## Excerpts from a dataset
- - - -

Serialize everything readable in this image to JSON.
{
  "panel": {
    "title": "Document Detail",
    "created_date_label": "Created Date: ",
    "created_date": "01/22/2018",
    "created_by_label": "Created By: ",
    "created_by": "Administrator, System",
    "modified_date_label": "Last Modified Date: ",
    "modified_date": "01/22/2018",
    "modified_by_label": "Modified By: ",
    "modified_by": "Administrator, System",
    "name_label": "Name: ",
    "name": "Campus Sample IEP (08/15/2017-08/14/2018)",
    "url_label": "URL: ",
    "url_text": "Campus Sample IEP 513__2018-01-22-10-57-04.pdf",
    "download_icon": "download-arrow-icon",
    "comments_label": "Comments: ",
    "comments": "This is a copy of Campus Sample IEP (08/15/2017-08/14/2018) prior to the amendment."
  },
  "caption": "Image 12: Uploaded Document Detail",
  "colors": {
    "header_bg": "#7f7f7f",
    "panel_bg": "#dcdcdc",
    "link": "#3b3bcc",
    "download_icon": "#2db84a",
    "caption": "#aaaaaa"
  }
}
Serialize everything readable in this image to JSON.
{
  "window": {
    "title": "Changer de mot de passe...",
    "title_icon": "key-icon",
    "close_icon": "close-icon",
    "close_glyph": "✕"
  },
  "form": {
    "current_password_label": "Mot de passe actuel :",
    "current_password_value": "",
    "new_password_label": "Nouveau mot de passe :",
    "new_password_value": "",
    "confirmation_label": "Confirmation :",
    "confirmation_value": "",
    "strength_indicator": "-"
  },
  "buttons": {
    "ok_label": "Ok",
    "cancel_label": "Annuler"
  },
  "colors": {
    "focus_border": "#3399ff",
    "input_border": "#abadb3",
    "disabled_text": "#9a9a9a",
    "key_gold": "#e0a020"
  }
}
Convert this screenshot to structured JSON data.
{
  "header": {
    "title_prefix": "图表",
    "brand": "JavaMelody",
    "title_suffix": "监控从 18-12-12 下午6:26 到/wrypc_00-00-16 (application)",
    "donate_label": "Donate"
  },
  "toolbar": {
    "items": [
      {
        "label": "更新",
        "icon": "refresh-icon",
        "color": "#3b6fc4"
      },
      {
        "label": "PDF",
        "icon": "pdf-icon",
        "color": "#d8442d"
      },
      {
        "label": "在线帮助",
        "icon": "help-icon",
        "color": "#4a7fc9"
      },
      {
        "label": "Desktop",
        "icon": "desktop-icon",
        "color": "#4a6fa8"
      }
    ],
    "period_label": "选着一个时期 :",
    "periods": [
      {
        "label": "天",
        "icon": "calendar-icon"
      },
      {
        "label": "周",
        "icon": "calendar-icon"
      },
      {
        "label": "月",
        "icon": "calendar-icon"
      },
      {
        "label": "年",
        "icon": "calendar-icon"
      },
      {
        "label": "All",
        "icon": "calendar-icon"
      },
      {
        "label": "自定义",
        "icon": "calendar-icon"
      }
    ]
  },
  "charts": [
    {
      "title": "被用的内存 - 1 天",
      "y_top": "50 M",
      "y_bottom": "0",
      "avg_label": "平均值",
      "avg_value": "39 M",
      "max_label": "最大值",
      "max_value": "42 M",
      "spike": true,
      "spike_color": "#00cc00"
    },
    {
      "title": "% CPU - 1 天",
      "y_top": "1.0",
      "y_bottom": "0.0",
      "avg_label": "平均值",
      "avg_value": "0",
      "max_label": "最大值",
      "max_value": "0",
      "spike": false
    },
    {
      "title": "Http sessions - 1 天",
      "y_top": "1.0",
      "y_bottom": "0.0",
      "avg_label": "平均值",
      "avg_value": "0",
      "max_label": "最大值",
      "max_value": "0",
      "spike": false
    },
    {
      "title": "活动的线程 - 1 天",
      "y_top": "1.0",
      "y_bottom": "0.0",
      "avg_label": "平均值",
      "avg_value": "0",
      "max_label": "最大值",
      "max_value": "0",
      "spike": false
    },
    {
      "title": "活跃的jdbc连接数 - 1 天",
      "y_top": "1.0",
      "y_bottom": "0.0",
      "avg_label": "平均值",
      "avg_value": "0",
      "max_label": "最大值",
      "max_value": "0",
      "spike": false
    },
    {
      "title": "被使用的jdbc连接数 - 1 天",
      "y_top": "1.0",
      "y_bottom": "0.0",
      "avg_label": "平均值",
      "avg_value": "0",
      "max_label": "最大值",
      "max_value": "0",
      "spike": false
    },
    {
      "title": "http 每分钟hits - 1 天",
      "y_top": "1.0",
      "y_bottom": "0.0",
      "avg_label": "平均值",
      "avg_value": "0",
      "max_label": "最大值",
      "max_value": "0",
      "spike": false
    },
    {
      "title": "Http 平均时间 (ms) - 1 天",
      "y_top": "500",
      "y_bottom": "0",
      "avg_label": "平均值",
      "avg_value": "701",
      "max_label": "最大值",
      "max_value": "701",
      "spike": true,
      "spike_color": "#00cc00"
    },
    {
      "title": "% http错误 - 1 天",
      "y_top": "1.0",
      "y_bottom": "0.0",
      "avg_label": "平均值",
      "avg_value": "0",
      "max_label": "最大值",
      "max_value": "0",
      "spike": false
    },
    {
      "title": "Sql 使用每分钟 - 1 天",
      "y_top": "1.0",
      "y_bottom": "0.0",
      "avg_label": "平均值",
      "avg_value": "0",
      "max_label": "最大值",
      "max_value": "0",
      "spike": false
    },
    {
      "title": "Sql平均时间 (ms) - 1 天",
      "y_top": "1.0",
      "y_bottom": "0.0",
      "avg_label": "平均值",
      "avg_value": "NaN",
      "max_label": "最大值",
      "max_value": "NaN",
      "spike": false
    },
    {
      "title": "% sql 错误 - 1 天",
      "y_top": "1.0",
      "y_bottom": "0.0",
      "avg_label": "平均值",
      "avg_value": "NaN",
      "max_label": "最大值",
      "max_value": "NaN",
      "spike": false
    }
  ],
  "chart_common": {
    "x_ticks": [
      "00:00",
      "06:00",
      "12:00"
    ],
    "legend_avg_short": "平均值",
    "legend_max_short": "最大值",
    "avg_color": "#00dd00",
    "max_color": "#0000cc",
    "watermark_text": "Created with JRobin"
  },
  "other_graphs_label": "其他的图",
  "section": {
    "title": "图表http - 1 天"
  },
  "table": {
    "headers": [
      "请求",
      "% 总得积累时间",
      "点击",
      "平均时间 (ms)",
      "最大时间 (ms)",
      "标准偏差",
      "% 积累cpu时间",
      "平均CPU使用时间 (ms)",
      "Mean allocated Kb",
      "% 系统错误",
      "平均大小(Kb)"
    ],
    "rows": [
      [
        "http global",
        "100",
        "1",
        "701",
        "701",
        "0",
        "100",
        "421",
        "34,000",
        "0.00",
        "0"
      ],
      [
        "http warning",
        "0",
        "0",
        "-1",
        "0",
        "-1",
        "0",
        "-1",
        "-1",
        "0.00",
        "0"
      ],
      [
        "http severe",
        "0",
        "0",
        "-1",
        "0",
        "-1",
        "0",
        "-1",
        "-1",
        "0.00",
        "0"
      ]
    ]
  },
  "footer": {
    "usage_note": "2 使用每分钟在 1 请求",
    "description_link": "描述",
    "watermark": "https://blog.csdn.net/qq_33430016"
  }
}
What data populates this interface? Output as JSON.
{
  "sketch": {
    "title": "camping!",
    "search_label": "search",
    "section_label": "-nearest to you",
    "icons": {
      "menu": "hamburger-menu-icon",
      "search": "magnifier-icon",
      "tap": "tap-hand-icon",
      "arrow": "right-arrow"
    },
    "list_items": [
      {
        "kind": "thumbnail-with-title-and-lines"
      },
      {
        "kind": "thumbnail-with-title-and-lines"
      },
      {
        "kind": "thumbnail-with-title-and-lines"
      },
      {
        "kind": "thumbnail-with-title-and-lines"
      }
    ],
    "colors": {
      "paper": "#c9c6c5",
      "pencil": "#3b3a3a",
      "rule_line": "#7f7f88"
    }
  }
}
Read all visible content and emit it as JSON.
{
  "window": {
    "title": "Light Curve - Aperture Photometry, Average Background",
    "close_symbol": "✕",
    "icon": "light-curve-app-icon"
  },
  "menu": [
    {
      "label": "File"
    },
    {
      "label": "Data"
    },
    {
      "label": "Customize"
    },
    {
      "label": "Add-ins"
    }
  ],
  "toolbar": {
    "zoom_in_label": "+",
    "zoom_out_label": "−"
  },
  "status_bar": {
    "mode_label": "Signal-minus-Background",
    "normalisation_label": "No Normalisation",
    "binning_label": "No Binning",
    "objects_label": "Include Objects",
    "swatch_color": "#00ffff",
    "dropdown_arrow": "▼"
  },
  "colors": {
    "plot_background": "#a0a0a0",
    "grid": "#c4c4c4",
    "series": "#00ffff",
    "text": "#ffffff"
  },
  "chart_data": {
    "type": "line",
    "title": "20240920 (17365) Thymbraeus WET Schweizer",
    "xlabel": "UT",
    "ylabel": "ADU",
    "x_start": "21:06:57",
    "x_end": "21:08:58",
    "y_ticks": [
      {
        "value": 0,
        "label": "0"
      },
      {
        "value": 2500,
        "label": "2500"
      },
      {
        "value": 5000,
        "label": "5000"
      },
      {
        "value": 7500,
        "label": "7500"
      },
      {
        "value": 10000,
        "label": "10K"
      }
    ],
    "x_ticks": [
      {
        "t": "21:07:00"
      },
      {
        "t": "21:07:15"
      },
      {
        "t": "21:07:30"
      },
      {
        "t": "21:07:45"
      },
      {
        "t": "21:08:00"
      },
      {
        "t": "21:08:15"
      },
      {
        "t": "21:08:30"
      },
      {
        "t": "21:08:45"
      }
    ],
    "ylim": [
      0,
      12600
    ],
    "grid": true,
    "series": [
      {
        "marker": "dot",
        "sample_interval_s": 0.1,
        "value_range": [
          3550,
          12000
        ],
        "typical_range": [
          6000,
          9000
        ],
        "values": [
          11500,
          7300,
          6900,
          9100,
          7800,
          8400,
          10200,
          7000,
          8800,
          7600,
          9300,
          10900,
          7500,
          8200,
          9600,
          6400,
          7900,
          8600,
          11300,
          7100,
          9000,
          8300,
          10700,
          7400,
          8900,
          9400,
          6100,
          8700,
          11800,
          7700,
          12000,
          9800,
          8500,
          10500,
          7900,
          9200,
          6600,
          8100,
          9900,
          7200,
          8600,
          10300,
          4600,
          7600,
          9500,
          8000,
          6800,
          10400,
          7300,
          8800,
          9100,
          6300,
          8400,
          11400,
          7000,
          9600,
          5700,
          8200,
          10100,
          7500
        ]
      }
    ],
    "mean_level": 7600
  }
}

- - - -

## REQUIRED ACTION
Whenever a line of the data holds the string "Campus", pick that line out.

## TASK SOLUTION
    "name": "Campus Sample IEP (08/15/2017-08/14/2018)",
    "url_text": "Campus Sample IEP 513__2018-01-22-10-57-04.pdf",
    "comments": "This is a copy of Campus Sample IEP (08/15/2017-08/14/2018) prior to the amendment."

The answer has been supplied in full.